## [TASK GOAL]
The full listing, start to finish: write it out again exactly.

────────────────────

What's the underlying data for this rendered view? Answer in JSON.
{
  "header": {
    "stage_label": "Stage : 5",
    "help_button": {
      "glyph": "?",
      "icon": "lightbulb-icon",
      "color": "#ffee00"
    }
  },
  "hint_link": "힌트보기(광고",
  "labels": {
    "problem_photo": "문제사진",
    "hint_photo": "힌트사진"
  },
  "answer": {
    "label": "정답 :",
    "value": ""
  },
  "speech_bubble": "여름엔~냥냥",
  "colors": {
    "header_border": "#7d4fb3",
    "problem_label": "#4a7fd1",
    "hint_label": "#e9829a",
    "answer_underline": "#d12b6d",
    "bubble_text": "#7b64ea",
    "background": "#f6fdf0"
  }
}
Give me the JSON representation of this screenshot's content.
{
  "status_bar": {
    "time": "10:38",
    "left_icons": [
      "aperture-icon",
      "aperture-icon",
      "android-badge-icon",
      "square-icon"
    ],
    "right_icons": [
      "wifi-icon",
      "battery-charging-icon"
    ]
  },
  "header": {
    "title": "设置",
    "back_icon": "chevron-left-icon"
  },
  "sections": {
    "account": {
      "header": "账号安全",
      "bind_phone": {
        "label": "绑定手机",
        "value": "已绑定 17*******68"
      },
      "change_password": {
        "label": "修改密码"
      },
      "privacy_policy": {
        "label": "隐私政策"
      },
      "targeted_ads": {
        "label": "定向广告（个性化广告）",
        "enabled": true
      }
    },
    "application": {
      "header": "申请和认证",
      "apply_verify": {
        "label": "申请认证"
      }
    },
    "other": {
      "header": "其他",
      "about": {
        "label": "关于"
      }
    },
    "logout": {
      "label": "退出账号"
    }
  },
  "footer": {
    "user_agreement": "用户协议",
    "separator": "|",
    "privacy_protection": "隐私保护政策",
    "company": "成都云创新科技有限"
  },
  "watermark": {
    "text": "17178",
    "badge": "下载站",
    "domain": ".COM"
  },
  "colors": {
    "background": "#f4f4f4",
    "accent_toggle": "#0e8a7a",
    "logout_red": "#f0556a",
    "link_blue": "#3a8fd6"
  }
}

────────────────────

## [WRITTEN SOLUTION]
What's the underlying data for this rendered view? Answer in JSON.
{
  "header": {
    "stage_label": "Stage : 5",
    "help_button": {
      "glyph": "?",
      "icon": "lightbulb-icon",
      "color": "#ffee00"
    }
  },
  "hint_link": "힌트보기(광고",
  "labels": {
    "problem_photo": "문제사진",
    "hint_photo": "힌트사진"
  },
  "answer": {
    "label": "정답 :",
    "value": ""
  },
  "speech_bubble": "여름엔~냥냥",
  "colors": {
    "header_border": "#7d4fb3",
    "problem_label": "#4a7fd1",
    "hint_label": "#e9829a",
    "answer_underline": "#d12b6d",
    "bubble_text": "#7b64ea",
    "background": "#f6fdf0"
  }
}
Give me the JSON representation of this screenshot's content.
{
  "status_bar": {
    "time": "10:38",
    "left_icons": [
      "aperture-icon",
      "aperture-icon",
      "android-badge-icon",
      "square-icon"
    ],
    "right_icons": [
      "wifi-icon",
      "battery-charging-icon"
    ]
  },
  "header": {
    "title": "设置",
    "back_icon": "chevron-left-icon"
  },
  "sections": {
    "account": {
      "header": "账号安全",
      "bind_phone": {
        "label": "绑定手机",
        "value": "已绑定 17*******68"
      },
      "change_password": {
        "label": "修改密码"
      },
      "privacy_policy": {
        "label": "隐私政策"
      },
      "targeted_ads": {
        "label": "定向广告（个性化广告）",
        "enabled": true
      }
    },
    "application": {
      "header": "申请和认证",
      "apply_verify": {
        "label": "申请认证"
      }
    },
    "other": {
      "header": "其他",
      "about": {
        "label": "关于"
      }
    },
    "logout": {
      "label": "退出账号"
    }
  },
  "footer": {
    "user_agreement": "用户协议",
    "separator": "|",
    "privacy_protection": "隐私保护政策",
    "company": "成都云创新科技有限"
  },
  "watermark": {
    "text": "17178",
    "badge": "下载站",
    "domain": ".COM"
  },
  "colors": {
    "background": "#f4f4f4",
    "accent_toggle": "#0e8a7a",
    "logout_red": "#f0556a",
    "link_blue": "#3a8fd6"
  }
}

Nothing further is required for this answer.